During the late Republican period, generations of class conflict led to changes in the way Rome was governed and the way the people looked at their elected representatives. By the time of Julius Caesar or his successor Octavian (Augustus), the Republic had been replaced by a principate. This is the beginning of the period of Imperial Rome. Augustus was the first princeps. Many consider Julius Caesar the start of the Principate. Since Suetonius wrote a collection of biographies known as The Twelve Caesars and since Julius rather than Augustus comes first in his series, it is reasonable to think that, but Julius Caesar was a dictator, not an emperor.

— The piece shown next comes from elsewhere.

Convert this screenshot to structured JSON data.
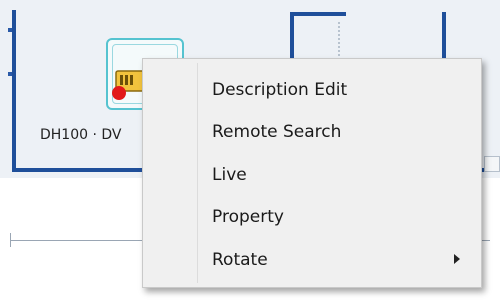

For almost 500 years, emperors passed on the mantle to their chosen successors, except when the army or the praetorian guards staged one of their frequent coups. Originally, Romans or Italians ruled, but as time and the Empire spread, as barbarian settlers supplied more and more manpower for the legions, men from throughout the Empire came to be named emperor.
At its most powerful, the Roman Empire controlled the Mediterranean, the Balkans, Turkey, the modern areas of the Netherlands, southern Germany, France, Switzerland, and England. The Empire traded as far as Finland going north, to the Sahara to the south in Africa, and to the east to India and China, via the Silk Roads.
Emperor Diocletian divided the Empire into 4 sections controlled by 4 individuals, with two overlord emperors and two subordinate ones. One of the top emperors was stationed in Italy; the other, in Byzantium. Although the borders of their areas changed, the two-headed empire gradually took hold, being firmly established by 395. By the time Rome "fell", in A.D. 476, to the so-called barbarian Odoacer, the Roman Empire was still going strong in its eastern capital, which had been created by Emperor Constantine and renamed Constantinople.
- Lives of the Caesars
- The Dates of the Roman Emperors
- 12 Caesars
- Fall of Rome
- Valens and the Battle of Adrianople
Photo: Hadrian's Wall, Wallsend: The timbers may mark the sites of ancient booby traps. CC Flickr User Alun Salt